(Exercise instructions) Report how many lines of the entries below contain the word "heading", and nothing more.

── Entries shown ──

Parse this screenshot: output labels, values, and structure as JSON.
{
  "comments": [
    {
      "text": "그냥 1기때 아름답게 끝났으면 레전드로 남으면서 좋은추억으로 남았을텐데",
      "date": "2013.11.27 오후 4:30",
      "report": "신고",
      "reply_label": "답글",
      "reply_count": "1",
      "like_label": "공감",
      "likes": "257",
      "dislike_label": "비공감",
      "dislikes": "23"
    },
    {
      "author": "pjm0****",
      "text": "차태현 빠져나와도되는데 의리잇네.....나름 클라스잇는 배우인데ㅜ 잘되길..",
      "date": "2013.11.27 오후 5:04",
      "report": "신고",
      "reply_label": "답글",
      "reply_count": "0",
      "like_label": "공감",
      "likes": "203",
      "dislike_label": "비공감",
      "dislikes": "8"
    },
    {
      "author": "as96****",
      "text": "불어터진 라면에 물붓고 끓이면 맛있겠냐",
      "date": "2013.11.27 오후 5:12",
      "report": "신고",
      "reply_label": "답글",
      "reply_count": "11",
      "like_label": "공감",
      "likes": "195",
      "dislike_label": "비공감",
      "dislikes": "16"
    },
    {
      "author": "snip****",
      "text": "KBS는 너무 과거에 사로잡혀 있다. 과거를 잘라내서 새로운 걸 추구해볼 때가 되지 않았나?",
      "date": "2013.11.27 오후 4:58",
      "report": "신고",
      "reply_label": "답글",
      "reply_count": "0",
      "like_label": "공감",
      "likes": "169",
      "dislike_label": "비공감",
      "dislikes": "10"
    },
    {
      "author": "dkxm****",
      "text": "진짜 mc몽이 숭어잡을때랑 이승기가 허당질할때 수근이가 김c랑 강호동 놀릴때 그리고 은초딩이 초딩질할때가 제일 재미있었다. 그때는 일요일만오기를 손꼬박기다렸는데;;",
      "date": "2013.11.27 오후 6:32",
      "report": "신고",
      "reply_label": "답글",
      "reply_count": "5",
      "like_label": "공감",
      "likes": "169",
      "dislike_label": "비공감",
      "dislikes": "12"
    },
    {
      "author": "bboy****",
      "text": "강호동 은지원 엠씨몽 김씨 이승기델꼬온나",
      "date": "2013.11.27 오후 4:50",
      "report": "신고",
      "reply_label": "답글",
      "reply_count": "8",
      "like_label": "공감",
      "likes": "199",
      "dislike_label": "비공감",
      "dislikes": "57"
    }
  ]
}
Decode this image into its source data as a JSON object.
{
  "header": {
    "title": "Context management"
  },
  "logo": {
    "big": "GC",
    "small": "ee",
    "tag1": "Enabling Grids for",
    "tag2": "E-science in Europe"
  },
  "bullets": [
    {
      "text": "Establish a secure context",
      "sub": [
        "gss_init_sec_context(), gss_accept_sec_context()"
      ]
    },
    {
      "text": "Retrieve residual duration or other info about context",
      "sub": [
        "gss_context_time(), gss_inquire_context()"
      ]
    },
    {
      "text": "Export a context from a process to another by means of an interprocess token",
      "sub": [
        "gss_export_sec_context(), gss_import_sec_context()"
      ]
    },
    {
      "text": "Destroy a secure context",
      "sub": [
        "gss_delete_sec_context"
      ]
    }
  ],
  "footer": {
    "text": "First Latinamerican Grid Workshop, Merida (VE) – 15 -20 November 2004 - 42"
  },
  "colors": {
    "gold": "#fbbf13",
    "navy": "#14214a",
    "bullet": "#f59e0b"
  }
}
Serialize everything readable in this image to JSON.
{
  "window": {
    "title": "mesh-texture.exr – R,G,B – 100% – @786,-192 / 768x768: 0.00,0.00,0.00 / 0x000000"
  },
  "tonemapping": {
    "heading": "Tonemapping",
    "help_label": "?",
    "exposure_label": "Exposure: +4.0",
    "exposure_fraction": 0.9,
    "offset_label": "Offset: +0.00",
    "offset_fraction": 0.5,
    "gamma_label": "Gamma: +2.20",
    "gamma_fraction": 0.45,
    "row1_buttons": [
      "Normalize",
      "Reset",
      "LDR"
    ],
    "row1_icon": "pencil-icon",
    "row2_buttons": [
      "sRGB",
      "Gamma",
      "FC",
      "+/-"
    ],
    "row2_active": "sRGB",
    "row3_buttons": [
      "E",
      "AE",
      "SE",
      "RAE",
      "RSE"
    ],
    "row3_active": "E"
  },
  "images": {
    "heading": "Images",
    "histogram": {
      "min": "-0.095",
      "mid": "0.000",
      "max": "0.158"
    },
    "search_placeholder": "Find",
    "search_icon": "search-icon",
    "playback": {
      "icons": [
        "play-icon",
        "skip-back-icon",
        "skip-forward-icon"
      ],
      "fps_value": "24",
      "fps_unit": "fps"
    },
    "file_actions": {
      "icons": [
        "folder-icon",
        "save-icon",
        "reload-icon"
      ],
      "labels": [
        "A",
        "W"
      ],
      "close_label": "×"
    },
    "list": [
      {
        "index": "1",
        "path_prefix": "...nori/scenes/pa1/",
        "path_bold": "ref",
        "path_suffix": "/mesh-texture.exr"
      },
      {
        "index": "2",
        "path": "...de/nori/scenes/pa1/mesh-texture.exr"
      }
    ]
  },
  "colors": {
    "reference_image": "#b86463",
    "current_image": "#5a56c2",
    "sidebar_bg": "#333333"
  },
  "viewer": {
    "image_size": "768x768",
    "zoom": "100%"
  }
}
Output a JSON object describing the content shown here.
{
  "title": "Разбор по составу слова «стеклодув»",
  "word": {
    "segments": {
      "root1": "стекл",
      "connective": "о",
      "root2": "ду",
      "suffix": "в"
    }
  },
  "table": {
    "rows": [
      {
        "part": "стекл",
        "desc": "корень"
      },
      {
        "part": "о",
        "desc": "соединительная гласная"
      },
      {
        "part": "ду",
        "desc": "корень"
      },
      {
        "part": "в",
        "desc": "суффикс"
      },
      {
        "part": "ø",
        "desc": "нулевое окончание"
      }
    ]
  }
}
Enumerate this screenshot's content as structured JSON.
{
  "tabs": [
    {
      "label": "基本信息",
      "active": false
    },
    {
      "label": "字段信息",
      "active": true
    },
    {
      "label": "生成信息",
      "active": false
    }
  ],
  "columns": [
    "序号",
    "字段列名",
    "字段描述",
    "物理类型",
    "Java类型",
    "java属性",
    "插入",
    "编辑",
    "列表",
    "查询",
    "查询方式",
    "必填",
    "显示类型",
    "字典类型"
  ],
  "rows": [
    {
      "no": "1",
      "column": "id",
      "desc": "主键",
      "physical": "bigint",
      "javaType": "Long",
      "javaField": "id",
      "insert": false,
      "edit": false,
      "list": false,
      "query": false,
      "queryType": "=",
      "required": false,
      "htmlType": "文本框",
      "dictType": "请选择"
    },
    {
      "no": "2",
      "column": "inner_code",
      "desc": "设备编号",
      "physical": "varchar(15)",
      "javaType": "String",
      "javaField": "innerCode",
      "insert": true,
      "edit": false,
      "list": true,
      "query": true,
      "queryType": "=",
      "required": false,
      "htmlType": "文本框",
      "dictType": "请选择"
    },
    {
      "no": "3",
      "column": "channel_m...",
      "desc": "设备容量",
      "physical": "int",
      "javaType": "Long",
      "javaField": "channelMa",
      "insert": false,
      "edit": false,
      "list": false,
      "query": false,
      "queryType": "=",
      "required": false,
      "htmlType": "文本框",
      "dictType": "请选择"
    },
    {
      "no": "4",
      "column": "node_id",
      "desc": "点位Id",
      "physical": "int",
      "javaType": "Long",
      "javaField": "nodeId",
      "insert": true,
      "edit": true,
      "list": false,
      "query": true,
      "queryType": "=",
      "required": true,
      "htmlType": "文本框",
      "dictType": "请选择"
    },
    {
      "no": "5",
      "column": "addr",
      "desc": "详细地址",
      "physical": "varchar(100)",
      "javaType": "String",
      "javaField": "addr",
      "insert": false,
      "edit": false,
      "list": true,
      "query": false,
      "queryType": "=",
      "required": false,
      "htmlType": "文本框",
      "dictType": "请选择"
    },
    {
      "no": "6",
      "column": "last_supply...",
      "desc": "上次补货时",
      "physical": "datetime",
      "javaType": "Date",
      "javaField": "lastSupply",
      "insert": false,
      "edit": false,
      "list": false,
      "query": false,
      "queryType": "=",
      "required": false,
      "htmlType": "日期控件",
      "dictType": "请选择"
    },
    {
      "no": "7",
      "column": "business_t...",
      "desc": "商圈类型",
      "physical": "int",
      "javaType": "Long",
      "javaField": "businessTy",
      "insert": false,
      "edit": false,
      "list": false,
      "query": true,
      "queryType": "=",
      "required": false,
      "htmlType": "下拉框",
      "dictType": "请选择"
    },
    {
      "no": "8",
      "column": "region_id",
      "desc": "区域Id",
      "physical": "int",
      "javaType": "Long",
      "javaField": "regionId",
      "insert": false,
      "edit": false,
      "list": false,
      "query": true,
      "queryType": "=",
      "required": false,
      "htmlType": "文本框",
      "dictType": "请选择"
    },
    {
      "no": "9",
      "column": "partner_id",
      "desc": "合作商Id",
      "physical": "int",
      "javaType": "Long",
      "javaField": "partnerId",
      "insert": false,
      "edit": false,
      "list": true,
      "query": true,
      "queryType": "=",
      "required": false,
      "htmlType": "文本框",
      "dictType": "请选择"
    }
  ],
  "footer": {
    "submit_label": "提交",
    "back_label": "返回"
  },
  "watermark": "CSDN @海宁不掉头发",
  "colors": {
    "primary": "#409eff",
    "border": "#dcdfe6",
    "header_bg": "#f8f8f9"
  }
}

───

(Exercise output) 2